The Art Show which displays the holdings of over sixty members of the prestigious Art Dealers Association of America and provides a convenient annual testing of art market conditions, is now in its sixth year and is an established landmark on the New York art world calender.
The show did well in its first years, slipped badly in the early 1990s but began to recover in 1993. This year, during the fair’s 24-28 February run at the Park Avenue Armory, the recession seemed only a dim memory. The quality of offerings was particularly high and show director O. Kelley Anderson reports that fifty-eight out of sixty-one participating dealers did business.
Although bad weather probably kept some viewers away (attendance slipped about 19% from last year to 12,215), dealers say that determined collectors from all over America and a number of European countries—unlike last year’s more local audience—were ready to buy.
“These are serious collectors”, says Donald Morris, a dealer with premises in Detroit and New York, of this year’s Art Show visitor type, “not people looking to be entertained for an afternoon”. Mr Morris sold eleven works of art, including five pieces of African art, and “The Beard”, a drawing by Jean Dubuffet. “I could have sold it five times”, he reports.
Two works by Dubuffet including “Cow with Beautiful Teats” (one of only sixteen cow pictures by the artist) were sold by New York/California dealer Stephen Hahn, who had filled his impressive booth solely with Dubuffet’s work. Both sales are reported to be over $1 million.
William Beadleston Inc, the New York private dealer, showed only the works of Alexander Calder, and did equally well, selling at least three, including “Little Black Flower”, a 1944 mobile, at “around $200,000”. Some works were so sought after that Beadleston was asked by a disappointed latecomer to offer the buyer a profit on another Calder sold the first evening. Among the many works on paper sold was New York dealer Jason McCoy’s “The Kiss”, a Brancusi drawing of 1935 at “between $50-100,000”. Leonard Hutton Gallery’s five sales included two gouaches by Giacomo Balla in the same price range, and “Helene”, a watercolour by Alexej Jawlensky, at closer to $100,000”.
“Harlequinade”, a painting of 1912 by Albert Bloch, was sold for “over $200,000” by Lafayette Park Gallery, newcomers to the show, who expressed some surprise at the positive response to “a booth so focused on German Expressionism”, but at this Art Show, nineteenth- and twentieth-century works in every category seemed to find buyers.
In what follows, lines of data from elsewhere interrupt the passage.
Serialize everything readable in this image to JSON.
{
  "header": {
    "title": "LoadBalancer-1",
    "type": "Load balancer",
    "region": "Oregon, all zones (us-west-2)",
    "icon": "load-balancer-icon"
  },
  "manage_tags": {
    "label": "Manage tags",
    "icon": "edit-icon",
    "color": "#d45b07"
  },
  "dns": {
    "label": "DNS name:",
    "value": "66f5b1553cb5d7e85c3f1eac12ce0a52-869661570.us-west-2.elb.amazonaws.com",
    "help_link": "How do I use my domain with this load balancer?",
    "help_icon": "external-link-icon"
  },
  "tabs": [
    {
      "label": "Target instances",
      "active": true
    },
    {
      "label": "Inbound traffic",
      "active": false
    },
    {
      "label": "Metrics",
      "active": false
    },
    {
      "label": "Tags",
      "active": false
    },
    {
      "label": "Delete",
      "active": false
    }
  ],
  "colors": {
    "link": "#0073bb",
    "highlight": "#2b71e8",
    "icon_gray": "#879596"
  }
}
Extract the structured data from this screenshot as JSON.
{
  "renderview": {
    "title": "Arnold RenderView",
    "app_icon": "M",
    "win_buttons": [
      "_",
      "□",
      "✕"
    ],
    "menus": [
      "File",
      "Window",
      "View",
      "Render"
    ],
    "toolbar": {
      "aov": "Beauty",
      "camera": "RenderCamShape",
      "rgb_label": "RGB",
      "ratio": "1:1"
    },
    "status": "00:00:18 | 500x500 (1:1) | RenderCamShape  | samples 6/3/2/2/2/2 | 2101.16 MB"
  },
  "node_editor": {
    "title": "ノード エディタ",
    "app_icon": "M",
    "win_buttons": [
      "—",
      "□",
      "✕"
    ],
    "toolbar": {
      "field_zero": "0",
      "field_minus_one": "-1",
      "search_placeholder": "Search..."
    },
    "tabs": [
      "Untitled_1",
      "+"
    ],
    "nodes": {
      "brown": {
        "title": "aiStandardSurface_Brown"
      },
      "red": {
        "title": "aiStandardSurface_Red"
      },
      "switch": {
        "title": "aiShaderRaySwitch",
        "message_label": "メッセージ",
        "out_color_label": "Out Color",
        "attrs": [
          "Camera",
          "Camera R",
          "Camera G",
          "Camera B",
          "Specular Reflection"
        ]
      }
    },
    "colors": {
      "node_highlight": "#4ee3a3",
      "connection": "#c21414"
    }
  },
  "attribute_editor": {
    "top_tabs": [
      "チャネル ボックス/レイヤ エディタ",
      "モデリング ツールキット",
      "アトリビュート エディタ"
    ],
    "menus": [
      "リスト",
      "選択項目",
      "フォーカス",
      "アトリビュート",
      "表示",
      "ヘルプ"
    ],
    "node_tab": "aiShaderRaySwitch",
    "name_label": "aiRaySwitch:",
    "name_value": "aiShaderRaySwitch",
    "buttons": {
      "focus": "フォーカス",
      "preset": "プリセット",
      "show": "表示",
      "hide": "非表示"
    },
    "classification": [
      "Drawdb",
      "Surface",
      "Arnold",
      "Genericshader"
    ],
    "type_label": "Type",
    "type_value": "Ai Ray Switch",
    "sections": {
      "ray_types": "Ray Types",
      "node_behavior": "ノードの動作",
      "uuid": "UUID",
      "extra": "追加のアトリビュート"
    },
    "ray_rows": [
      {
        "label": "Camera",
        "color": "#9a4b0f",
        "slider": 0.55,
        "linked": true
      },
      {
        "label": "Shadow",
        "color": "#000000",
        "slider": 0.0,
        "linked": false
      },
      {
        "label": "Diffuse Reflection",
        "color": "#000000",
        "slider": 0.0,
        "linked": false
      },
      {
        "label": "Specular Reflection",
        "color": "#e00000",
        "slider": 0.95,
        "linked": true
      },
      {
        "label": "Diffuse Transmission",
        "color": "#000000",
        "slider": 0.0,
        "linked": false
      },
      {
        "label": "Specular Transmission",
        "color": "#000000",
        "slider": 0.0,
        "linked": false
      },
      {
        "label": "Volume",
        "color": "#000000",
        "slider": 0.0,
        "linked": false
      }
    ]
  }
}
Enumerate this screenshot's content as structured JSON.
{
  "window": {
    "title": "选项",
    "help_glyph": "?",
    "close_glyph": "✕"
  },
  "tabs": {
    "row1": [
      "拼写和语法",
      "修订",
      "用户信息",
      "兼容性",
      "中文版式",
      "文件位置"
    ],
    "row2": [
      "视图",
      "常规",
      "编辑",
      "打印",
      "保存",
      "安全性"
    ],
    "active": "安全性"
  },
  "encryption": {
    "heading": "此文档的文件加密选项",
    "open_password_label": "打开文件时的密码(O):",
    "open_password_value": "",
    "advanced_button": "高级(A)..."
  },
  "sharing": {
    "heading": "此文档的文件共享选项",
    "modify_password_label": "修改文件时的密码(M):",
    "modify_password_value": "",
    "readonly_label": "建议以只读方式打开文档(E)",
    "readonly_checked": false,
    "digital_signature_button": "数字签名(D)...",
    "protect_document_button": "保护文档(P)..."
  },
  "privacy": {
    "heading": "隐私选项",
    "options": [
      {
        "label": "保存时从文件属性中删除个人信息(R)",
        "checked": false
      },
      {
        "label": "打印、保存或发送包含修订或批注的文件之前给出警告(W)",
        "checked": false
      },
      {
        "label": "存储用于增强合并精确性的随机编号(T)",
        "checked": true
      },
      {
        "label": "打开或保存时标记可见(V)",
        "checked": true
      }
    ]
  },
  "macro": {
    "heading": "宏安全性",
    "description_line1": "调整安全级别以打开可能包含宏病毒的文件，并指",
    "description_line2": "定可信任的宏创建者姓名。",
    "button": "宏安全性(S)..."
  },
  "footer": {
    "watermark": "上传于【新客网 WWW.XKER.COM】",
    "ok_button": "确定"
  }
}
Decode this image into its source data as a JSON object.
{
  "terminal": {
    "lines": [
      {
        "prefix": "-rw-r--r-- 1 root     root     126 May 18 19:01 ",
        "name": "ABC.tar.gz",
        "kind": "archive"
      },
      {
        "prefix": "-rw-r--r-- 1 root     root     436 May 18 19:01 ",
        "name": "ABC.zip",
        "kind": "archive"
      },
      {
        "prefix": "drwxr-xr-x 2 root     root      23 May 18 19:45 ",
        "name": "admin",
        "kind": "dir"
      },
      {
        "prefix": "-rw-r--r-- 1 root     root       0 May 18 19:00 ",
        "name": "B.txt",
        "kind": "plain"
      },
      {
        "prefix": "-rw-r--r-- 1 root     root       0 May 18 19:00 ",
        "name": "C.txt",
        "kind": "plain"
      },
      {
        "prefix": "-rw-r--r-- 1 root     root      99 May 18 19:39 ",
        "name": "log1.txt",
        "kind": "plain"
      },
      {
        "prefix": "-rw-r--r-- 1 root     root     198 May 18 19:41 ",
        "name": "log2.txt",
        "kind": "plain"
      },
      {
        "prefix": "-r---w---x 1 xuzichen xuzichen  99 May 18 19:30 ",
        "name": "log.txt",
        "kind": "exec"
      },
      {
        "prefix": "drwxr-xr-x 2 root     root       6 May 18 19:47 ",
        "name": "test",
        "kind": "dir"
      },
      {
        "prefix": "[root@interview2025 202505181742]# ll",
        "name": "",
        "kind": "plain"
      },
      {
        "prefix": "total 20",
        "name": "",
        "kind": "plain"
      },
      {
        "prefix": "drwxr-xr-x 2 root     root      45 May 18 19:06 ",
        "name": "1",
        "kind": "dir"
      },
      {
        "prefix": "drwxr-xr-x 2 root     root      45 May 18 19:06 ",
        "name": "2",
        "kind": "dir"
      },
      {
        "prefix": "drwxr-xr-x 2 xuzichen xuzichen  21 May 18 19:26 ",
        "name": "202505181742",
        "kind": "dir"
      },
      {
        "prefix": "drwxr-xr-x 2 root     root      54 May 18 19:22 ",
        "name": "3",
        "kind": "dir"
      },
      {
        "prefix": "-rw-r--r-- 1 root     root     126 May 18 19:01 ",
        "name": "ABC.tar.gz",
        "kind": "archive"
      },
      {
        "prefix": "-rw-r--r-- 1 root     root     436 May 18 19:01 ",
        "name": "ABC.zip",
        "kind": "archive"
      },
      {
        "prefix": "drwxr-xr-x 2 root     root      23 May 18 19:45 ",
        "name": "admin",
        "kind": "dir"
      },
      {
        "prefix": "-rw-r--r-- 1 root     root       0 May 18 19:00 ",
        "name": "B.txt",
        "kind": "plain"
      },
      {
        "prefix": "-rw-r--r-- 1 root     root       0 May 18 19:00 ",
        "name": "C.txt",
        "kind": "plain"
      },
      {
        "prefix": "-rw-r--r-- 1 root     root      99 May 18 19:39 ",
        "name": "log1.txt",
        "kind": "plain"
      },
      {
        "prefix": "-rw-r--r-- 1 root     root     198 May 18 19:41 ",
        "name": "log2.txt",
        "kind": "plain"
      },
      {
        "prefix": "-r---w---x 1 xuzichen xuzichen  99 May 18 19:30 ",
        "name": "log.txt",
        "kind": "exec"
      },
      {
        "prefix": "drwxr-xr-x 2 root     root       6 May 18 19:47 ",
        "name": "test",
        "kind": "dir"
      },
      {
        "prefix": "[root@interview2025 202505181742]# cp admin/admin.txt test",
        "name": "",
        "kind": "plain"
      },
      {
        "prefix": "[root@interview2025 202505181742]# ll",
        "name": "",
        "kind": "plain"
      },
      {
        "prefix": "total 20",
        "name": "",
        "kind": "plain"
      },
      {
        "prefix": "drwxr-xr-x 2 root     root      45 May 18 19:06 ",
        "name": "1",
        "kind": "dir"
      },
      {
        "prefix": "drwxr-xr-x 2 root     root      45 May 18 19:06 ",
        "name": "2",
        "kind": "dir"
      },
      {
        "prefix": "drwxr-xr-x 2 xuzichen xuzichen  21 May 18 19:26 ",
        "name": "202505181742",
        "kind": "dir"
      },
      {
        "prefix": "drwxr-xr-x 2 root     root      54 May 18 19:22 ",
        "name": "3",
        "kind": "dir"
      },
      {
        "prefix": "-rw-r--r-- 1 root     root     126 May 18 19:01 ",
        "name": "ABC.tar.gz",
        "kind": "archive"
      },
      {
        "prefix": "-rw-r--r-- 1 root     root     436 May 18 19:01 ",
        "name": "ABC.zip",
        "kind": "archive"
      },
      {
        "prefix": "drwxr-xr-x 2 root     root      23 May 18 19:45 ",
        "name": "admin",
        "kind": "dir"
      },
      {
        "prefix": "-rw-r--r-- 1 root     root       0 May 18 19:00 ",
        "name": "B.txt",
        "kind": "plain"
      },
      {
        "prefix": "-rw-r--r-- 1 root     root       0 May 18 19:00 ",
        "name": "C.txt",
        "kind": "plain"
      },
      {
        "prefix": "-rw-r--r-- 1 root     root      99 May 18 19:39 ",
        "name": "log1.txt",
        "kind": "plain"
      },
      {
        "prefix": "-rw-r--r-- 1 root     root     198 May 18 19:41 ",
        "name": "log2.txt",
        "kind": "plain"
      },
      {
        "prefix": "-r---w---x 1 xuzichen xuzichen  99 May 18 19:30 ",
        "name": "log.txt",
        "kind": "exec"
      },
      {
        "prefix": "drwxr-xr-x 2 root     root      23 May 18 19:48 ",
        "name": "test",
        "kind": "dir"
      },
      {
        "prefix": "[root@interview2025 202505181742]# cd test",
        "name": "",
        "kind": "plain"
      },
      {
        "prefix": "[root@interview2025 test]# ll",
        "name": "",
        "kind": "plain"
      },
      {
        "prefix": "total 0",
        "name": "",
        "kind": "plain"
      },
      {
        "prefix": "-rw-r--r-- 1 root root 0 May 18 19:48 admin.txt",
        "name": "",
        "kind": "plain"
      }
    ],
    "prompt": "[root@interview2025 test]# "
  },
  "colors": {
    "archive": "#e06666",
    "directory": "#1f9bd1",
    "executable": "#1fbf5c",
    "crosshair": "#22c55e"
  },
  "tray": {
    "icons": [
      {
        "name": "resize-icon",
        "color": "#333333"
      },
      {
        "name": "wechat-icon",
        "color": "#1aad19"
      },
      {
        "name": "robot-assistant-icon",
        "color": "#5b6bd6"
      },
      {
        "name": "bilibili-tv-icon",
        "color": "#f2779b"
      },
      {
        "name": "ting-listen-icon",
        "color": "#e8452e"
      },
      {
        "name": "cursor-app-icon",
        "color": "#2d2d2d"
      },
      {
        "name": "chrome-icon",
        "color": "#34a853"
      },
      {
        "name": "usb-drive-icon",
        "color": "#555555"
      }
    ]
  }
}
Richard Gray sold two works by a young artist called David Klaman (under $50,000 each) to New York’s Metropolitan Museum of Art; New York dealer James Goodman sold a major Tom Wesselmann painting (price not disclosed), and Fraenkel Gallery, San Francisco photography dealers, sold “more than we can count”, from rare vintage works to contemporary photographs, “at all price levels up to about $70,000”.
Old Masters, however, did not sell. All of last year’s exhibitors in that category, including Guy Sainty, Richard Feigen, Rosenberg & Stiebel and Otto Naumann Ltd were absent, and Agnew’s showed only modern British art. None of these dealers had ever done much business at the Show which is, in fact, largely, geared to the twentieth century.
“The mechanism by which people become members of the Art Dealers Association of America tends to exclude Old Master dealers”, says Guy Sainty. Many of course, are not American at all. “You need a strong concentration of work in any area to attract people”, says Richard Feigen, who has advocated alternating Art Shows of contemporary and “classic” art with non-ADAA “guest” exhibitors participating. Mr Feigen recently resigned from the Art Dealers Association of America for “unrelated” reasons).
He points out that the Art Show will now lose its New York “premium” art fair monopoly with the advent of the International Fine Art Fair.
Originally appeared in The Art Newspaper as '$1 million-dollar clients go shopping'